> _Dataset_:
□ □ □ □ □
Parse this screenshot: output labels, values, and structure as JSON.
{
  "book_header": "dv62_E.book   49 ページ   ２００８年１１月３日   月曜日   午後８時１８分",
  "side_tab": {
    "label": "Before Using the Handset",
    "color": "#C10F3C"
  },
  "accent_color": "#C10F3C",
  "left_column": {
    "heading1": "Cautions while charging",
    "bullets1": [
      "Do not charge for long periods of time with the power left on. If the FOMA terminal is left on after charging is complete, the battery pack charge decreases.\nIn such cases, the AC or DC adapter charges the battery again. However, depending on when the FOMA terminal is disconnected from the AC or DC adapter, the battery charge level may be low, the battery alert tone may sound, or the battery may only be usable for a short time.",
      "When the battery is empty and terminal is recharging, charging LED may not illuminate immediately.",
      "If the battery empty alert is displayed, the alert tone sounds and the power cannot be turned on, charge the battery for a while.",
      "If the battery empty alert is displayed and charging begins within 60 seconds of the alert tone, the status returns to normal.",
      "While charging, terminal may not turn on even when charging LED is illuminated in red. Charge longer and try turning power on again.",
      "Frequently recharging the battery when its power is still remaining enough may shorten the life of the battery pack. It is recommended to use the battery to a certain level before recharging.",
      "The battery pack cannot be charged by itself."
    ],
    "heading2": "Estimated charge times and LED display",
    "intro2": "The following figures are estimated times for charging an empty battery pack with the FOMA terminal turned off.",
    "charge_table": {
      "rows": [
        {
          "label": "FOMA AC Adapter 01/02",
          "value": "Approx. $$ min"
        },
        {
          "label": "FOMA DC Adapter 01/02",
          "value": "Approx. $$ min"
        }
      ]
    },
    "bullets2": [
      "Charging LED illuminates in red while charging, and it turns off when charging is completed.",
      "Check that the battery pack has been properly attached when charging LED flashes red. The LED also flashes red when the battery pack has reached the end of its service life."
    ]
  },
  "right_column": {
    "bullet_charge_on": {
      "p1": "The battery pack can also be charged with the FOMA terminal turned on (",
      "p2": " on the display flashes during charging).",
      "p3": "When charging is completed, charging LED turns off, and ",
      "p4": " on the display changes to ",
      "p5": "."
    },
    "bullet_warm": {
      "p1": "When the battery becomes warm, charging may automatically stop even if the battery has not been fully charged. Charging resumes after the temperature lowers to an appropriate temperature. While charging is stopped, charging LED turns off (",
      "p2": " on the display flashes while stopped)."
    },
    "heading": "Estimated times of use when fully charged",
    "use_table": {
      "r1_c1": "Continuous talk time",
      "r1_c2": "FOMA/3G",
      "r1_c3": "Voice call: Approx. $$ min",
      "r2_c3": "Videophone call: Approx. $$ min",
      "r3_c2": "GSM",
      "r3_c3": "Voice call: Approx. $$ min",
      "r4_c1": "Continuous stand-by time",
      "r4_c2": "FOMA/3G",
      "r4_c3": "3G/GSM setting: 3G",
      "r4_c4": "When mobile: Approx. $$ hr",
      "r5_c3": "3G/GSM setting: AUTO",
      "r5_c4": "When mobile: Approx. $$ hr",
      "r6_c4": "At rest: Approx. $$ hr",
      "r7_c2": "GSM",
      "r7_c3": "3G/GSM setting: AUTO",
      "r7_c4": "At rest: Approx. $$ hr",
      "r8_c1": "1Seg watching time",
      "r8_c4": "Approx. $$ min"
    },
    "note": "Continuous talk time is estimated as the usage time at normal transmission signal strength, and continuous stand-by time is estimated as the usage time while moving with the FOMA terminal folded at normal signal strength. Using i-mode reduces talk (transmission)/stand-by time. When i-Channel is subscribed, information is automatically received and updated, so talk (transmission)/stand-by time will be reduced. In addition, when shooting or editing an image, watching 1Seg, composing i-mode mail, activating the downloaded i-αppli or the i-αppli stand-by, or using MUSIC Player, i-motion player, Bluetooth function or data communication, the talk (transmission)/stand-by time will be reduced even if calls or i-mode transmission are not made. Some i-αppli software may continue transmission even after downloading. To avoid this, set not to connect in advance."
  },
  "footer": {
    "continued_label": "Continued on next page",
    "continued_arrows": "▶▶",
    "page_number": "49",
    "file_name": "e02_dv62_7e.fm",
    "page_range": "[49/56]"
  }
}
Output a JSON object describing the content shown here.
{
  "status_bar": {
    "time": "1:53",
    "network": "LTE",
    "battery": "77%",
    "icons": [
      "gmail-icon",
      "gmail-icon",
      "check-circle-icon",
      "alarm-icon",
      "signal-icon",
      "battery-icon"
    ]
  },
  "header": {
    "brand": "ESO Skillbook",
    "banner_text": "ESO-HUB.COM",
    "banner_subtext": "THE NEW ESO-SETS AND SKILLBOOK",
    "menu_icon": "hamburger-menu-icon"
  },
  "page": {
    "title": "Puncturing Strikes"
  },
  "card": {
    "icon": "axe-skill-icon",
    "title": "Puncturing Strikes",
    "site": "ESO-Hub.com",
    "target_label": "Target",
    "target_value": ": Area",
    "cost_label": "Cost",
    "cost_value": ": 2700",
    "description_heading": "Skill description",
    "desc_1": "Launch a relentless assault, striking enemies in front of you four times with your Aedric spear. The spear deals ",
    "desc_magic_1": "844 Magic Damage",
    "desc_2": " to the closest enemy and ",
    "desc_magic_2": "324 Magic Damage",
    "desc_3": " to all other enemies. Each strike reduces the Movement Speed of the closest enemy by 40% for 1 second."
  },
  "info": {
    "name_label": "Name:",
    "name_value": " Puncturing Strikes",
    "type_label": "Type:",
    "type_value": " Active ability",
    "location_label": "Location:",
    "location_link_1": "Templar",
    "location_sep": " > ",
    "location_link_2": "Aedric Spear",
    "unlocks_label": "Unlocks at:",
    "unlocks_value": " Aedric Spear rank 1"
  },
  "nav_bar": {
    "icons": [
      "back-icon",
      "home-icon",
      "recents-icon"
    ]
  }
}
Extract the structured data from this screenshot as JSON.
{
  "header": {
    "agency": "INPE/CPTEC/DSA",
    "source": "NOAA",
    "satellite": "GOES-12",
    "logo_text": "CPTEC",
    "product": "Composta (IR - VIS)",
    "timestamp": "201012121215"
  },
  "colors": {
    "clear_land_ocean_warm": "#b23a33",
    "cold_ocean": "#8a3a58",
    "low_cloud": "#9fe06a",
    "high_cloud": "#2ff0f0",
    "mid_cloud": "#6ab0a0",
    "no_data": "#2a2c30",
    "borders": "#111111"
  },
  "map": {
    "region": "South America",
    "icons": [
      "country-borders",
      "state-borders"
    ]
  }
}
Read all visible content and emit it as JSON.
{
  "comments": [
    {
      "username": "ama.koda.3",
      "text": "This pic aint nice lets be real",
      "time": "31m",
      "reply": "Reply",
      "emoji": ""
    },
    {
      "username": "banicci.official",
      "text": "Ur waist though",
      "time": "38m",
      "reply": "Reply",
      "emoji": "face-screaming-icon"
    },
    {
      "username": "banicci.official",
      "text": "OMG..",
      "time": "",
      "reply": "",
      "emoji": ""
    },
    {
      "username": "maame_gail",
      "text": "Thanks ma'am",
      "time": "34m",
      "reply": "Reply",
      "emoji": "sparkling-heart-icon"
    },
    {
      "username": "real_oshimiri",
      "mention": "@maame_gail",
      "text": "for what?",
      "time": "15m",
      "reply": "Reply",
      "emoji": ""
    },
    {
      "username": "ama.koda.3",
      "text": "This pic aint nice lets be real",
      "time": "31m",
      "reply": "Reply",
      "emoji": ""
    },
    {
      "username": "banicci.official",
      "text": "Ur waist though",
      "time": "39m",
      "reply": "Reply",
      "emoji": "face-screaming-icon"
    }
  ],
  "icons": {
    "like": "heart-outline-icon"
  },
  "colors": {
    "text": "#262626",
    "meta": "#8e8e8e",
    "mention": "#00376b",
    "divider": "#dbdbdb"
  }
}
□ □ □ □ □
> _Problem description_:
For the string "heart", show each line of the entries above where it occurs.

> _Task answer_:
      "emoji": "sparkling-heart-icon"
    "like": "heart-outline-icon"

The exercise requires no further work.